- Of the 44 Ohio charter schools where State Auditor David Yost conducted surprise attendance audits recently, 17 had received federal CSP funding. One of them – the London Academy – only had 10 of the 270 students ODE thought it had in attendance the day Yost’s investigators showed up. All told, these audited schools received about $6.6 million in federal funding.
OEA Vice President Scott DiMauro called the wasted money “mind-boggling.’’
“It’s also completely unacceptable,’’ he said.
DiMauro urged U.S. Education Secretary John King to take corrective action that includes more transparency in the decision-making process surrounding the grant awards and he called on the agency to implement some of the reforms that Ohio Senator Sherrod Brown has been advocating. Brown has called for greater accountability and disclosure requirements on the federal level.
Last September, federal officials stunned education experts by announcing that Ohio would receive $71 million in CSP grants – more than any other state. Ohio’s large award came in spite of its reputation as one the worst charter states in the country, according to national charter advocates. The swift and severe criticism that followed prompted USDOE to put Ohio’s award on hold.
Those mistakes include giving millions to the state’s most notorious charter school scofflaws, including:
- Horizon Science Academies and Noble Academies: Total CSP Grants: 7.6 million

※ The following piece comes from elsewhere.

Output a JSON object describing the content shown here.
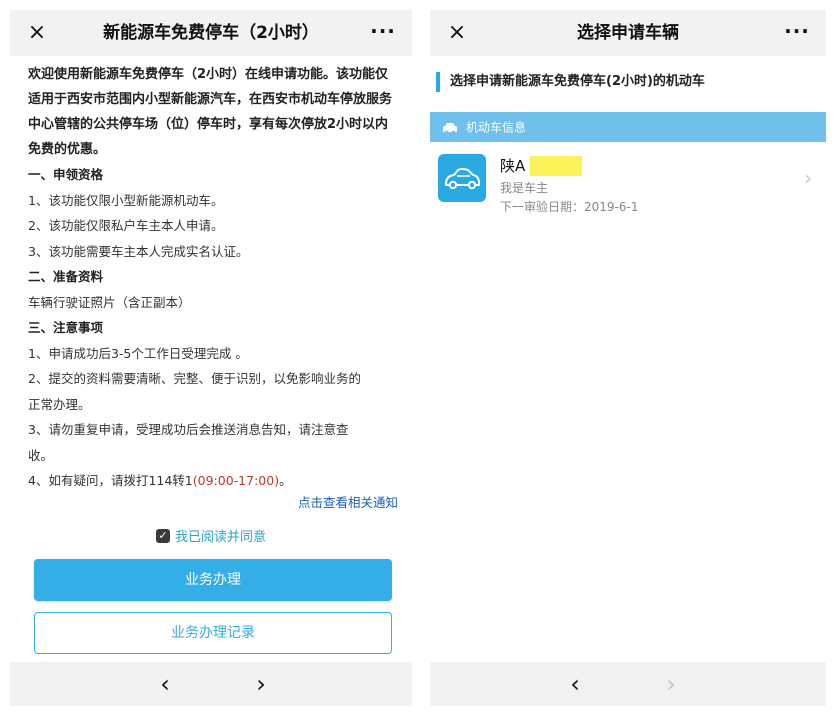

Linked to a Muslim cleric exiled in Pennsylvania, the chain is the subject of an ongoing FBI investigation, and WikiLeaks revealed cables showing the U.S. State Department notified the CIA about suspicious visas for teachers and administrators. In June 2014, 19 of its schools were raided by the FBI, including four in Ohio. The Ohio schools also have been dogged by allegations of test-tampering, teachers using racial slurs in the classroom, unqualified teachers, sexual misconduct in the classroom. ODE investigated allegations raised by teachers who witnessed the problems but found no wrongdoing.
- Imagine Schools: Total CSP Grants: $5.9 million
The chain has been under fire nationally for saddling schools with exorbitant leases paid to its subsidiary, SchoolHouse Finance. Imagine recently lost lawsuits in Indiana and Missouri over the same type of abusive leases seen in Ohio. A federal judge in Missouri ordered Imagine to pay $1 million and called the lease arrangement “self-dealing.’’ One of the chain’s worst-performing Ohio schools, Romig Road in Akron, is among the charters that closed – but received federal grant money. All of Imagine’s Ohio schools received a D or F on the most recent state report cards.
- White Hat Management: Total CSP Grants: $1.4 million
Owner David Brennan has been the most powerful and influential of Ohio’s charter school operators since state money started flowing to them. Brennan’s schools also are routinely among the lowest performing. While Ohio’s historically lax regulations make it difficult to close even the worst schools, several of Brennan’s schools have been shut down for academic reasons or contractual non-compliance. Staffers for GOP state Auditor David Yost made surprise visits to charters to see if they are padding attendance records and concluded that White Hat’s dropout recovery schools were among the worst.
It’s been well documented that ODE’s grant application for the $71 million was inaccurate and misleading, prompting state officials to revise the number of poor-performing charter schools in Ohio from six on its initial application to 57 – a tenfold increase. The author of the application, David Hansen, was forced to resign as head of ODE’s office of school choice and community schools after getting caught illegally cooking the state’s accountability system to benefit Ohio’s politically connected eSchool operators.
It is unclear when or if federal regulators will release the $71 million.
Read the entire report here.